───── Entries supplied

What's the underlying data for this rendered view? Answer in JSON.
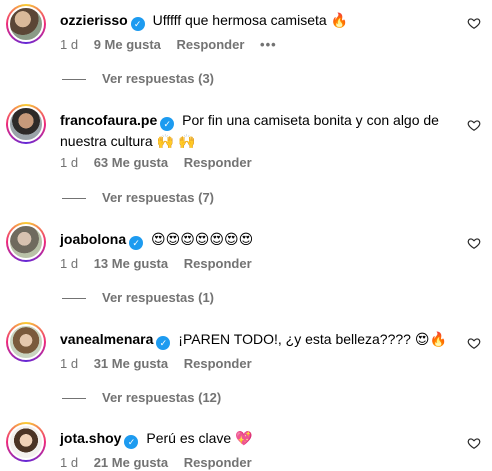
{
  "comments": [
    {
      "username": "ozzierisso",
      "text": "Ufffff que hermosa camiseta",
      "emoji": "🔥",
      "age": "1 d",
      "likes": "9 Me gusta",
      "reply_label": "Responder",
      "more_label": "•••",
      "replies_label": "Ver respuestas (3)"
    },
    {
      "username": "francofaura.pe",
      "text": "Por fin una camiseta bonita y con algo de nuestra cultura",
      "emoji": "🙌 🙌",
      "age": "1 d",
      "likes": "63 Me gusta",
      "reply_label": "Responder",
      "replies_label": "Ver respuestas (7)"
    },
    {
      "username": "joabolona",
      "text": "",
      "emoji": "😍😍😍😍😍😍😍",
      "age": "1 d",
      "likes": "13 Me gusta",
      "reply_label": "Responder",
      "replies_label": "Ver respuestas (1)"
    },
    {
      "username": "vanealmenara",
      "text": "¡PAREN TODO!, ¿y esta belleza????",
      "emoji": "😍🔥",
      "age": "1 d",
      "likes": "31 Me gusta",
      "reply_label": "Responder",
      "replies_label": "Ver respuestas (12)"
    },
    {
      "username": "jota.shoy",
      "text": "Perú es clave",
      "emoji": "💖",
      "age": "1 d",
      "likes": "21 Me gusta",
      "reply_label": "Responder"
    }
  ],
  "icons": {
    "verified": "verified-badge-icon",
    "like": "heart-outline-icon"
  },
  "colors": {
    "verified": "#1d9bf0",
    "meta_text": "#737373"
  }
}
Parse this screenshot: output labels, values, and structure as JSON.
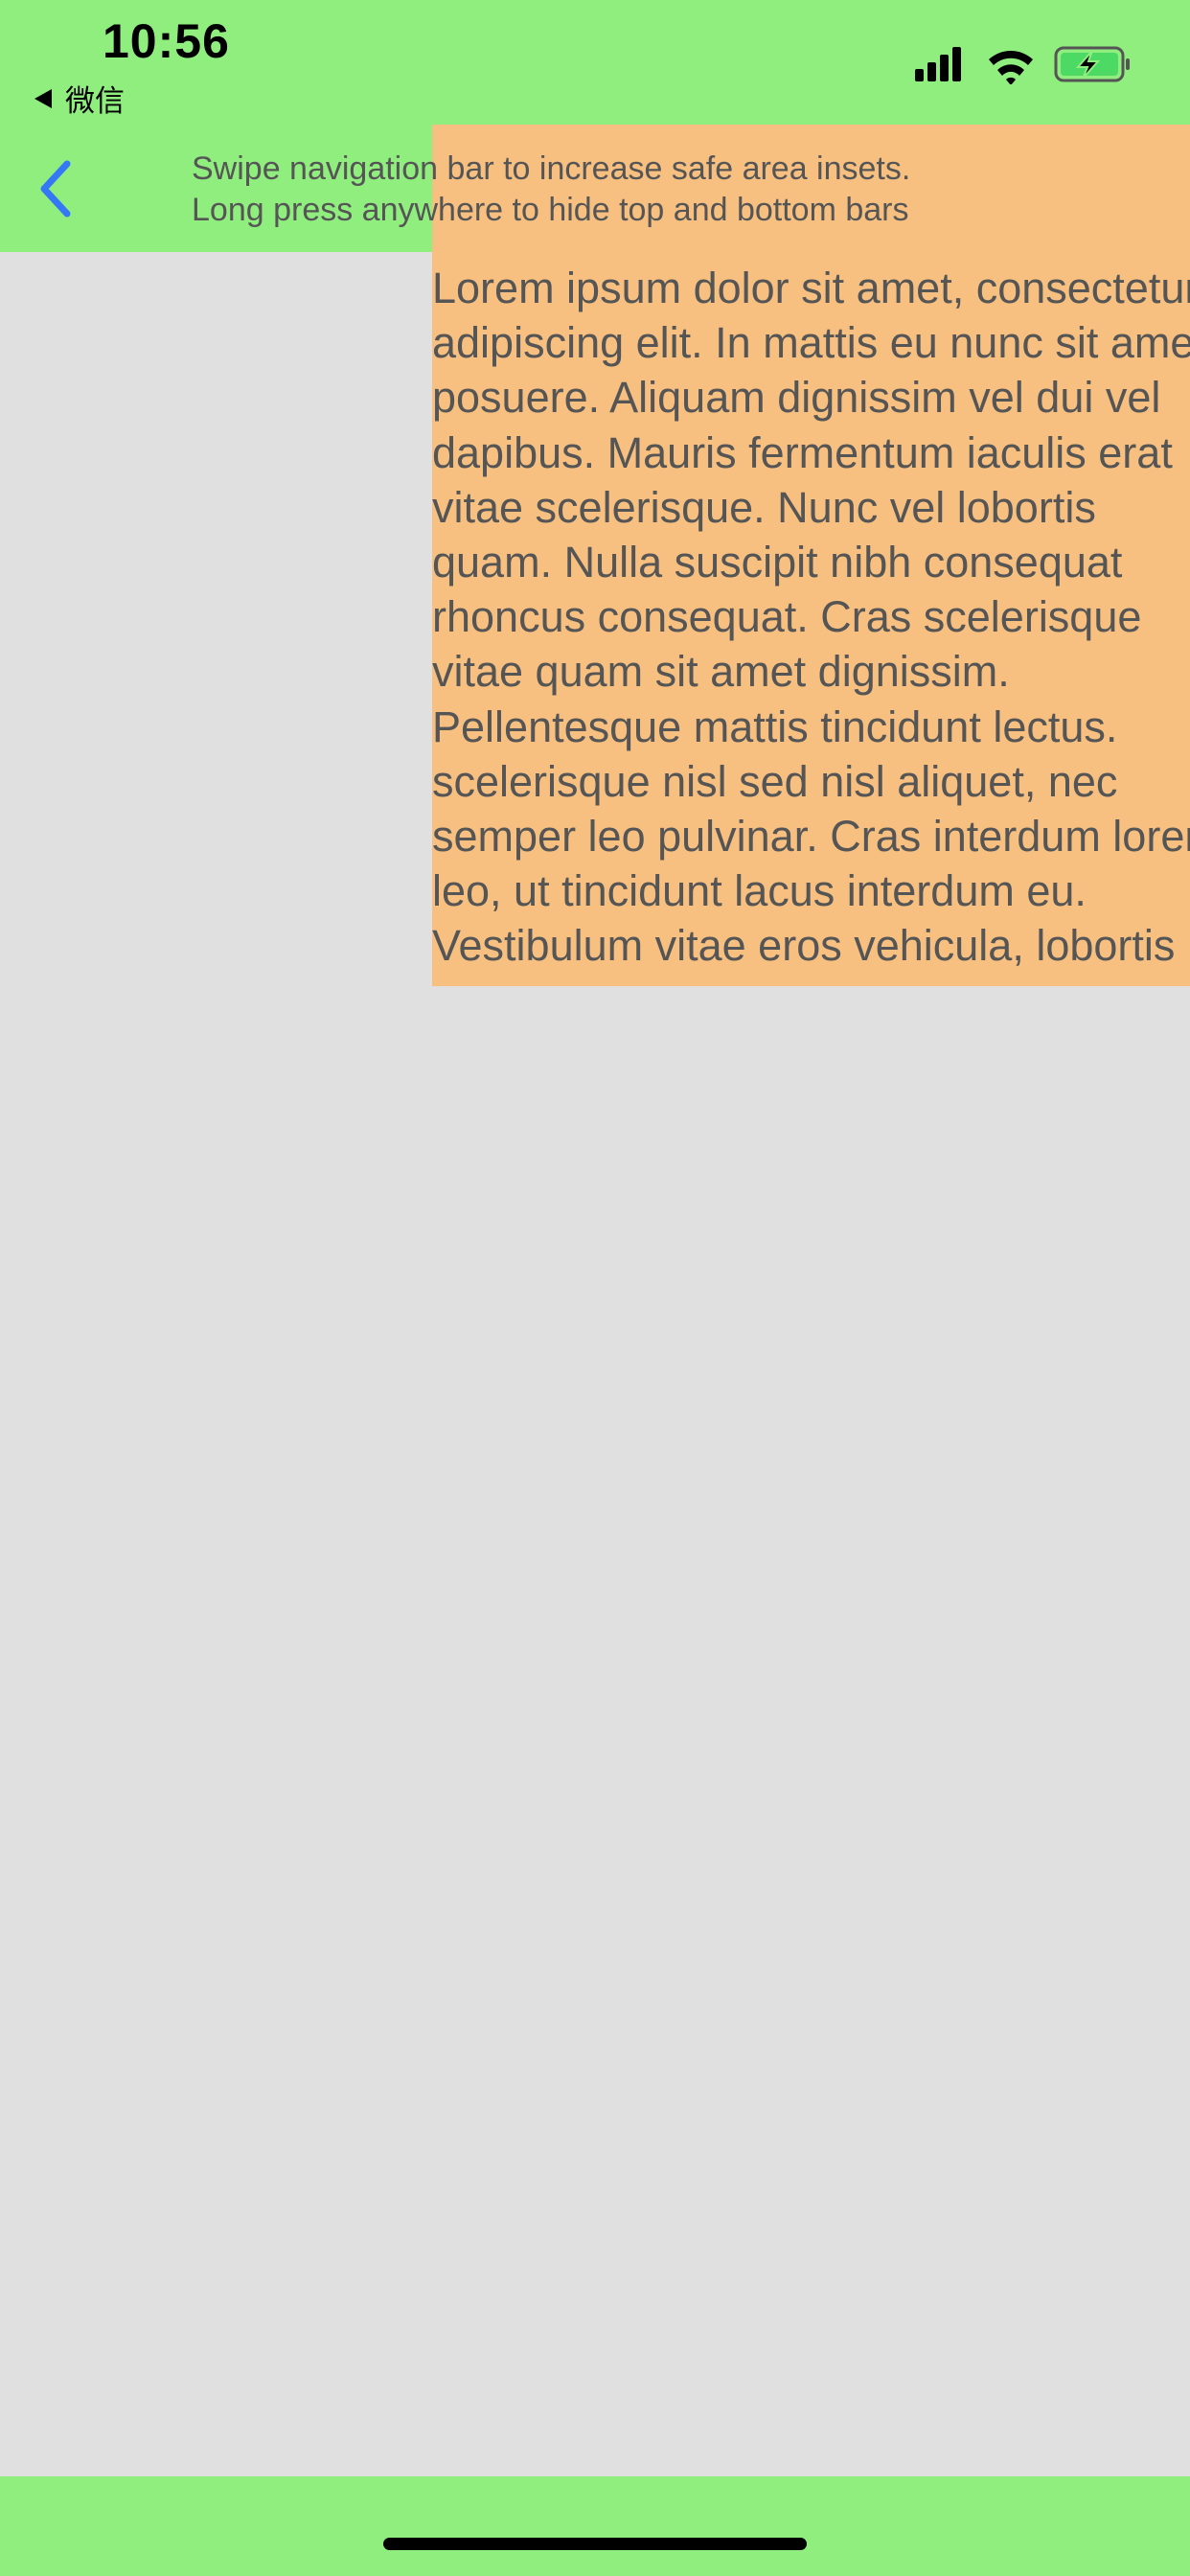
{
  "status_bar": {
    "time": "10:56",
    "back_app_label": "微信",
    "back_app_icon": "back-triangle-icon",
    "signal_icon": "cellular-signal-icon",
    "wifi_icon": "wifi-icon",
    "battery_icon": "battery-charging-icon"
  },
  "nav_bar": {
    "back_icon": "chevron-left-icon",
    "hint_line1": "Swipe navigation bar to increase safe area insets.",
    "hint_line2": "Long press anywhere to hide top and bottom bars"
  },
  "content": {
    "lines": [
      "Lorem ipsum dolor sit amet, consectetur",
      "adipiscing elit. In mattis eu nunc sit amet",
      "posuere. Aliquam dignissim vel dui vel",
      "dapibus. Mauris fermentum iaculis erat",
      "vitae scelerisque. Nunc vel lobortis",
      "quam. Nulla suscipit nibh consequat",
      "rhoncus consequat. Cras scelerisque",
      "vitae quam sit amet dignissim.",
      "Pellentesque mattis tincidunt lectus.",
      "scelerisque nisl sed nisl aliquet, nec",
      "semper leo pulvinar. Cras interdum lorem",
      "leo, ut tincidunt lacus interdum eu.",
      "Vestibulum vitae eros vehicula, lobortis"
    ]
  },
  "colors": {
    "bar_background": "#90ee7e",
    "content_background": "#f7c080",
    "page_background": "#e0e0e0",
    "accent_blue": "#3478f6",
    "text_gray": "#555555"
  }
}
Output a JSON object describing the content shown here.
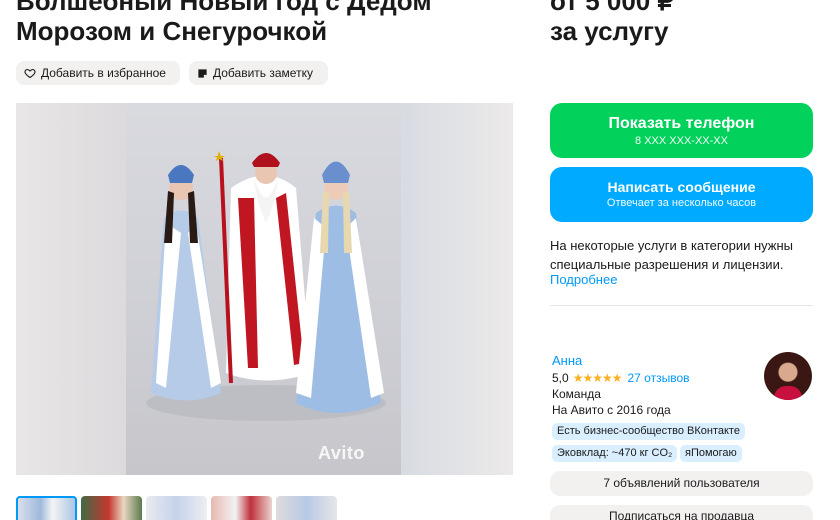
{
  "listing": {
    "title_line1": "Волшебный Новый год с Дедом",
    "title_line2": "Морозом и Снегурочкой",
    "price_line1": "от 5 000 ₽",
    "price_line2": "за услугу"
  },
  "actions": {
    "favorite": "Добавить в избранное",
    "note": "Добавить заметку"
  },
  "gallery": {
    "watermark": "Avito",
    "thumbnail_count": 5
  },
  "contact": {
    "phone_label": "Показать телефон",
    "phone_masked": "8 XXX XXX-XX-XX",
    "message_label": "Написать сообщение",
    "message_sub": "Отвечает за несколько часов"
  },
  "notice": {
    "text": "На некоторые услуги в категории нужны специальные разрешения и лицензии.",
    "link": "Подробнее"
  },
  "seller": {
    "name": "Анна",
    "rating": "5,0",
    "stars": "★★★★★",
    "reviews": "27 отзывов",
    "type": "Команда",
    "since": "На Авито с 2016 года",
    "tags": [
      "Есть бизнес-сообщество ВКонтакте",
      "Эковклад: ~470 кг CO₂",
      "яПомогаю"
    ],
    "ads_button": "7 объявлений пользователя",
    "subscribe_button": "Подписаться на продавца"
  },
  "colors": {
    "green": "#02d15c",
    "blue": "#00aaff",
    "link": "#0099f7",
    "star": "#ffb021"
  },
  "icons": [
    "heart-icon",
    "note-icon",
    "star-icon"
  ]
}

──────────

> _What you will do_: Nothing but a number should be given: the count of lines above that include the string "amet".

> _Reply to the task_: 3